This report aims to provide an overview of the specific policy recommendations that originate from two particular tasks in the SmartCulTour project: re-conceptualization of (sustainable) cultural tourism and expectations concerning future trends and developments (WP2), and identification of state-of-the-art interventions in cultural tourism towards sustainable development (WP3).
The report starts by recognizing the potential of cultural tourism in Europe and specifically its framing as a driver for sustainable development and smart regional growth. However, due to an ongoing lack of comprehensive evidence on the benefits of cultural heritage and the observation that, in many countries, cultural tourism is not yet adequately measured, the policy report pays attention to two particular issues:
1. The conceptual fluidity of cultural heritage and, by extension, cultural tourism;
2. The lack of structural evidence on the holistic benefits of cultural heritage for a destination.

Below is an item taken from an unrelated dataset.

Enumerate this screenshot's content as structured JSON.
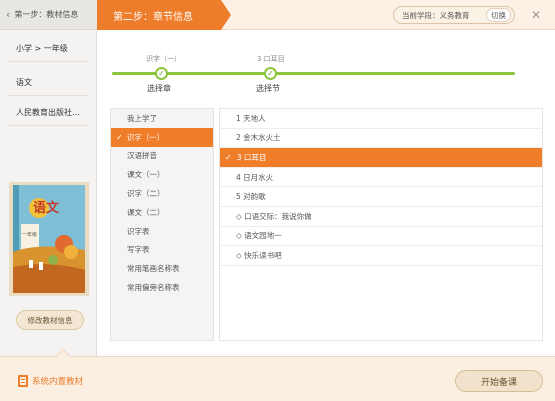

In this report we first focus on the question of conceptualization, and through analysis of existing definitional frameworks, propose contemporary definitions to frame cultural tourism in all its aspects as: “a form of tourism in which visitors engage with heritage, local cultural and creative activities and the everyday cultural practices of host communities for the purpose of gaining mutual experiences of an educational, aesthetic, creative, emotional and/or entertaining nature” (Matteucci & Von Zumbusch, 2020, p.19).
Secondly, the policy report presents both workflow and results of an extensive case-study analysis on cultural tourism interventions throughout Europe, both in terms of resources used and in terms of generated (or expected) outcomes in order to provide more robust findings on the multiple benefits of cultural tourism. The five main purposes for cultural tourism interventions that were recognized were: (1) to protect, restore, safeguard and promote, (2) to develop and innovate, (3) to interpret, understand and disseminate, (4) to involve and connect, (5) to manage and influence. While the list does not necessarily need to be considered as exhaustive, and can depend on the non-random case study selection, the typology helps in describing situations and challenges that are typical of each intervention category and can therefore inform policy makers on selecting appropriate cultural tourism projects.
At the end of the report, a number of policy recommendations are given, both on conceptualization and operationalization, and on methodological recommendations that can be followed by Destination Management Organizations and policy makers to collect additional primary research data.
You can read de full report here: Deliverable 1.8